● DIRECTIONS
In the entries below, find each line bearing the string "here" and copy it.
....
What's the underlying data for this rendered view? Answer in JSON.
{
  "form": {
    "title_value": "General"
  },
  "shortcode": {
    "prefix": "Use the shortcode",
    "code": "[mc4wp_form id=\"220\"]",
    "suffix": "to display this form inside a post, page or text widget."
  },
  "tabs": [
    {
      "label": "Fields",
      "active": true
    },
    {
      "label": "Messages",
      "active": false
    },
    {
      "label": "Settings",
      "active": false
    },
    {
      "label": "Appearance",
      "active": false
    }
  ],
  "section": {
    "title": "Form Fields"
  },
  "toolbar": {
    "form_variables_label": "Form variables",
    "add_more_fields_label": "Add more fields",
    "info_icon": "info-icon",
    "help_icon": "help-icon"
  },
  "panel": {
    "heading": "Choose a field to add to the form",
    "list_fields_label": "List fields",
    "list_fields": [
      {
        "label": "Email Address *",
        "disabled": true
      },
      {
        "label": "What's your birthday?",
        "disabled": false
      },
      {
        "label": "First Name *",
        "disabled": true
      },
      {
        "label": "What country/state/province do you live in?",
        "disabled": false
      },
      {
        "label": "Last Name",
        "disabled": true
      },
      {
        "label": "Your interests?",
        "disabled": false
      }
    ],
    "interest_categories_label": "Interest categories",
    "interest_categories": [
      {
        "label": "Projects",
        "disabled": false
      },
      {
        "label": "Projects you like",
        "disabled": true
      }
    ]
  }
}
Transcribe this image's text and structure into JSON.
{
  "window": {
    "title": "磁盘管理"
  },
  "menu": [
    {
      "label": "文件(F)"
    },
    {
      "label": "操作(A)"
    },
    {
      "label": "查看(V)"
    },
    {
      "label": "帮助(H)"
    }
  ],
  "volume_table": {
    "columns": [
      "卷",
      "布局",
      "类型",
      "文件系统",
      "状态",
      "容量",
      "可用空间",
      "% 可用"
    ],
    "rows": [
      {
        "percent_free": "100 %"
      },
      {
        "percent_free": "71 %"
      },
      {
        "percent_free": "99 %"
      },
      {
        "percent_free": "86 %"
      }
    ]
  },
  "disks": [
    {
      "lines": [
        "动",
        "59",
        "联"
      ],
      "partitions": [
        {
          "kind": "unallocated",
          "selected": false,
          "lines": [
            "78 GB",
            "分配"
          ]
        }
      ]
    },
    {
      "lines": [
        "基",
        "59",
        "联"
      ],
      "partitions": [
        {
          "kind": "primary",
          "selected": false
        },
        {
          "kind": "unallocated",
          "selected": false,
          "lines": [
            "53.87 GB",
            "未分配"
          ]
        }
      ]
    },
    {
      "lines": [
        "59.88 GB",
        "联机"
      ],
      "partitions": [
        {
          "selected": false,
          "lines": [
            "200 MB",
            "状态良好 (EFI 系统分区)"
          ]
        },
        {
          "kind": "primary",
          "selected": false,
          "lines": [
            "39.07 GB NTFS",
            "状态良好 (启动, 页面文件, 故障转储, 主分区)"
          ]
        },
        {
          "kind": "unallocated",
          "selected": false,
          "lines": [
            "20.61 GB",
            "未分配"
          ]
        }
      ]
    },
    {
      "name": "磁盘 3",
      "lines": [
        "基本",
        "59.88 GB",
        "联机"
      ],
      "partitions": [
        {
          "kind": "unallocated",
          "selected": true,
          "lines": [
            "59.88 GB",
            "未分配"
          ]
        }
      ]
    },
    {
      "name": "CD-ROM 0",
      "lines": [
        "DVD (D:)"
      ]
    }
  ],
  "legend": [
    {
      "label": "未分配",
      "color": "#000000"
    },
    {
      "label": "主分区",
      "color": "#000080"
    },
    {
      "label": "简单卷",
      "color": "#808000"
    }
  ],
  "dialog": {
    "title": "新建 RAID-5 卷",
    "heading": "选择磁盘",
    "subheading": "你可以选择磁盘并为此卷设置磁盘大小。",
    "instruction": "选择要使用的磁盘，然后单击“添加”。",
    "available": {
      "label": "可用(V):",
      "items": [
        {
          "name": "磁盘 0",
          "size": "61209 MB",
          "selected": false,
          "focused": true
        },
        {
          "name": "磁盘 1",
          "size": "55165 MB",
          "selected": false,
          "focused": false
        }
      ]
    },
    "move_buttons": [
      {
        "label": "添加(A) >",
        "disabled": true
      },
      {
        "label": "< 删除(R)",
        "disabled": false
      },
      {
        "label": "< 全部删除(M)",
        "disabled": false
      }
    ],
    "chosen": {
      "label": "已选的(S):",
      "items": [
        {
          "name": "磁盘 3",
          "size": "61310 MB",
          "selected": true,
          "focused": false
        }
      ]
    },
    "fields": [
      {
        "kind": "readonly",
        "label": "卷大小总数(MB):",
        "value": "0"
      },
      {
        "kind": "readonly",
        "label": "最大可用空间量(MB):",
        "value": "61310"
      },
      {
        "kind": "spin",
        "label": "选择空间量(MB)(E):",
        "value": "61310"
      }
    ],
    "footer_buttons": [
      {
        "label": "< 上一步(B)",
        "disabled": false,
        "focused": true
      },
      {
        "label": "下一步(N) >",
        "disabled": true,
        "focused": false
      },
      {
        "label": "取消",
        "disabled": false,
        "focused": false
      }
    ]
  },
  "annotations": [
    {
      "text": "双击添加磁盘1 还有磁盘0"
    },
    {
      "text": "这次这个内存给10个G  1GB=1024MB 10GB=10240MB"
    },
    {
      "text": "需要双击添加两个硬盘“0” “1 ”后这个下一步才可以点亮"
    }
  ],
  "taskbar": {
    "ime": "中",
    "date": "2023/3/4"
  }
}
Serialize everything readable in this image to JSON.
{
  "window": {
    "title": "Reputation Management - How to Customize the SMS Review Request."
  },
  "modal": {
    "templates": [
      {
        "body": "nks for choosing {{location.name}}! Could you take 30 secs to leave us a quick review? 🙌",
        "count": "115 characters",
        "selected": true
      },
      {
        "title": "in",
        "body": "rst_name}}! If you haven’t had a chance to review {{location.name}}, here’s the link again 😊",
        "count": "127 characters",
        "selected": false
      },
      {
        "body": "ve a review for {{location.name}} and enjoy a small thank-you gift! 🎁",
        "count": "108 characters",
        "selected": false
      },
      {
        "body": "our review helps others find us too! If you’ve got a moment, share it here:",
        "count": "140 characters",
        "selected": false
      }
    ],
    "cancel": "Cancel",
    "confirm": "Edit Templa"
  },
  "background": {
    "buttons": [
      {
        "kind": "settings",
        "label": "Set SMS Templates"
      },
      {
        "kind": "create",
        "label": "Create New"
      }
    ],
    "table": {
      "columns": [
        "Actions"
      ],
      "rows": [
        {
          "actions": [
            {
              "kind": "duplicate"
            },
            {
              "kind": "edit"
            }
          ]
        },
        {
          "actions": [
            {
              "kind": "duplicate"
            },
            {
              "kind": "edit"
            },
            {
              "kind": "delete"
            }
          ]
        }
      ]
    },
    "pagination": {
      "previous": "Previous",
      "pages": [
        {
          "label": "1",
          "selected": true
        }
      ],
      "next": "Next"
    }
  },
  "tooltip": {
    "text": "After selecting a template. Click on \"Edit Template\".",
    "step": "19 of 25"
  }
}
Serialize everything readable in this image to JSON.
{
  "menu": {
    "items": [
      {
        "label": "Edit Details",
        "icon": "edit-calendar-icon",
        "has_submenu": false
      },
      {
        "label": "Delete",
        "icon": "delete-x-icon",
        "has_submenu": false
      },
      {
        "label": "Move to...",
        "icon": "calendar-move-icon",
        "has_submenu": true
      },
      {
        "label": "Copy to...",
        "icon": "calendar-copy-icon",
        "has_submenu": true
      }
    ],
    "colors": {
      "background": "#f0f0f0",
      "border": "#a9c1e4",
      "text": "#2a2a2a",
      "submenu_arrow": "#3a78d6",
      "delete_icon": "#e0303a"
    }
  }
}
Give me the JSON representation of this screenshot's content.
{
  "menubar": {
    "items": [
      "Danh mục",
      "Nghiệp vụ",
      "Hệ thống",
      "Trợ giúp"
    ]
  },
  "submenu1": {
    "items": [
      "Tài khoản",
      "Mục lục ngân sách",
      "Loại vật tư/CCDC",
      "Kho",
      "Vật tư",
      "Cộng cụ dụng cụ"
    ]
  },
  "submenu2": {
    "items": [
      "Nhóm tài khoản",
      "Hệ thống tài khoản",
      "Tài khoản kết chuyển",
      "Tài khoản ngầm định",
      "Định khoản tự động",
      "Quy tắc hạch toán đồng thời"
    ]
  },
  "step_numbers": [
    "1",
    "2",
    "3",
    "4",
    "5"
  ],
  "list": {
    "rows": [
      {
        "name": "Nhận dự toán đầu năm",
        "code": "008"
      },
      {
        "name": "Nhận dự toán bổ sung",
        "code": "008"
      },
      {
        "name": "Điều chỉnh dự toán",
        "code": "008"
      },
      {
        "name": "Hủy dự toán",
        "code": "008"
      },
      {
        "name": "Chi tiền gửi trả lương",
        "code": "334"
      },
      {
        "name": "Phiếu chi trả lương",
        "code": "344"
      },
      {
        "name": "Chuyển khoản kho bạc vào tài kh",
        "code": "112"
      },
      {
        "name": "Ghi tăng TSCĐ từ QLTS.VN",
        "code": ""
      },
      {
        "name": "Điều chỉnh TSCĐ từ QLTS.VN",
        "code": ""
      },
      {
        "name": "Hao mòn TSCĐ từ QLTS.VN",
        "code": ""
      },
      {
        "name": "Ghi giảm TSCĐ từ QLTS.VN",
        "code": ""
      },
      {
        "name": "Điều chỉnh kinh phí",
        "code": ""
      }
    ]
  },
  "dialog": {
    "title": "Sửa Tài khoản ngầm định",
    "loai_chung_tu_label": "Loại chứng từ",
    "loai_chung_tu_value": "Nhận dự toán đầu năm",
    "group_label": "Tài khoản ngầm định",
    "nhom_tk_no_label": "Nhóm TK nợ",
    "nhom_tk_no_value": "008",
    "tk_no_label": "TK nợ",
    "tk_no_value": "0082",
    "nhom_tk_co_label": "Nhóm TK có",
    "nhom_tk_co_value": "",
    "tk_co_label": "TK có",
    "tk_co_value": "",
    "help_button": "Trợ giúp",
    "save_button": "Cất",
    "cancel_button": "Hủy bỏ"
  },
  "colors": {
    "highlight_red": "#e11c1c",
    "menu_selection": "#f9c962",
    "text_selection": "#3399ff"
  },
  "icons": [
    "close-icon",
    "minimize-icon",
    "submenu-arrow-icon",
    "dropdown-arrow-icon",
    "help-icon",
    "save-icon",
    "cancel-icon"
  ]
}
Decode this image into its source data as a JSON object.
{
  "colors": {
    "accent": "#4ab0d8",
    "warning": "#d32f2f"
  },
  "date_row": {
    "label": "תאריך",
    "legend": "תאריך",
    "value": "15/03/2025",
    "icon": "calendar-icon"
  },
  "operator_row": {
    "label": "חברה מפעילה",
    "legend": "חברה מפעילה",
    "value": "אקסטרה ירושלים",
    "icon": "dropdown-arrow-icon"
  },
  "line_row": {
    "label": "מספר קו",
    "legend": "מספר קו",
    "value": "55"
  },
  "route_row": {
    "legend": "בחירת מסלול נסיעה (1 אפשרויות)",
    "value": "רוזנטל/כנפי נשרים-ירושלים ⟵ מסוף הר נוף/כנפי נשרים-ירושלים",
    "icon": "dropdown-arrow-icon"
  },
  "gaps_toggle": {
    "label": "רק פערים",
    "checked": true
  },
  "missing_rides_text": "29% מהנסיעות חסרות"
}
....
● REPLY
        "body": "rst_name}}! If you haven’t had a chance to review {{location.name}}, here’s the link again 😊",
        "body": "our review helps others find us too! If you’ve got a moment, share it here:",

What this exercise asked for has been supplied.